The federal government continues to rack up debt as they dole out beefed-up jobless benefits to people who don’t really need it. Meanwhile, businesses are short on employees thanks to these excessive and unneeded handouts that dis-incentivize many from working. I can’t help but think of the 90s movie Dumb and Dumber, when Harry tells Lloyd, “Man, I can’t believe we drove around all day and there’s not a single job in this town. There’s nothing, nada, zip!” and Lloyd replies, “Yeah, unless you want to work 40 hours a week!”

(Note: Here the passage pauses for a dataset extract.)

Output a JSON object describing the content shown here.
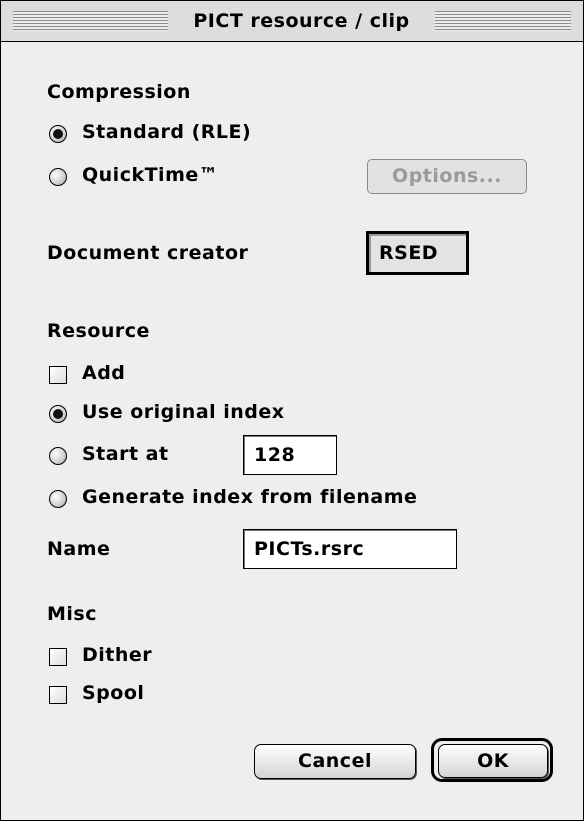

You don’t have to be an economist to know the federal government has a serious problem managing money, nor do you have to be an academic scholar to know this inability has led to a serious debt problem. Politicians have been blustering about it for years. If you really want to get a visual representation of the seriousness of the issue, visit a website like USdebtclock.org, and watch the real time numbers spin out-of-control. All of this begs the question: “Who in their right mind is willing to loan the U.S. money?” Most people think that China is the primary enabler. Wrong. Although they do own $1.1 Trillion in U.S. treasury bills, notes and bonds, they are still behind Japan, who is on tap for $1.3 Trillion of U.S. debt. However, total national debt is currently $28.6 Trillion and rising fast.
Many people fear that China could use the debt America owes to destroy the U.S. economy. This isn’t true. China could slowly sell off its $1.1 Trillion in U.S. treasury bonds, but this would raise the Yuan in comparison to the Dollar. A lower value dollar would mean U.S. consumers would buy more U.S. goods and import less Chinese products. This would have dire effects on the Chinese economy. Of course, this could change in the distant future, as China continues to expand its international trading ties via their silk road initiative, but for now, China is not the threat. In fact, China favors a strong Dollar for its own exports. If China is only responsible for 1/28th of the U.S. debt, who is the real sucker that is continuing to finance the federal government? It’s you.
Americans and government agencies finance most of the national debt. According to thebalance.com, intra-governmental holdings account for roughly $6 Trillion or 22% of the total. This includes things like the Military Retirement Fund, Medicare and the Social Security Trust. This is what political candidates are talking about when they say that the very existence of Social Security is at stake. For example, Social Security has collected a $3 Trillion surplus since its inception in 1937. This surplus is placed in a trust that is managed by the U.S. Treasury Department who, no surprise, thinks the best way to invest that money is through the purchase of U.S. Treasury bonds. The implied intent is to invest the American taxpayer’s income with a more conservative investment option that offers a steady return on investment. In reality, the federal government is putting all its eggs in one basket. Should the US default on its debt to the Social Security Trust, then millions of Americans could find themselves without their sole source of retirement income.
The other 78% of national debt is referred to as public debt. Foreign entities hold around 25%, but the rest is held by the American people, through the federal reserve, state and local governments, mutual funds, pension plans, the list goes on. The key takeaway is that American citizens are the financers of 75% of the national debt.
Even with a record setting deficit, the Biden administration is taking out more loans to cover their proposed $3.5 Trillion “infrastructure” bill, even as Americans watch the Taliban sequester billions in military equipment that has been left behind in Afghanistan. The federal government is borrowing money from future American generations, to make interest only payments on their exorbitant credit card debt. Instead of paying them back, they are leaving IOUs, just like Lloyd and Harry from Dumb and Dumber, and they swear those IOUs are as good as the real thing.
 https://www.thebalance.com/u-s-debt-to-china-how-much-does-it-own-3306355. US Debt to China, How Much, Reasons Why, and What If China Sells. Kimberly Amado. April 07, 2021.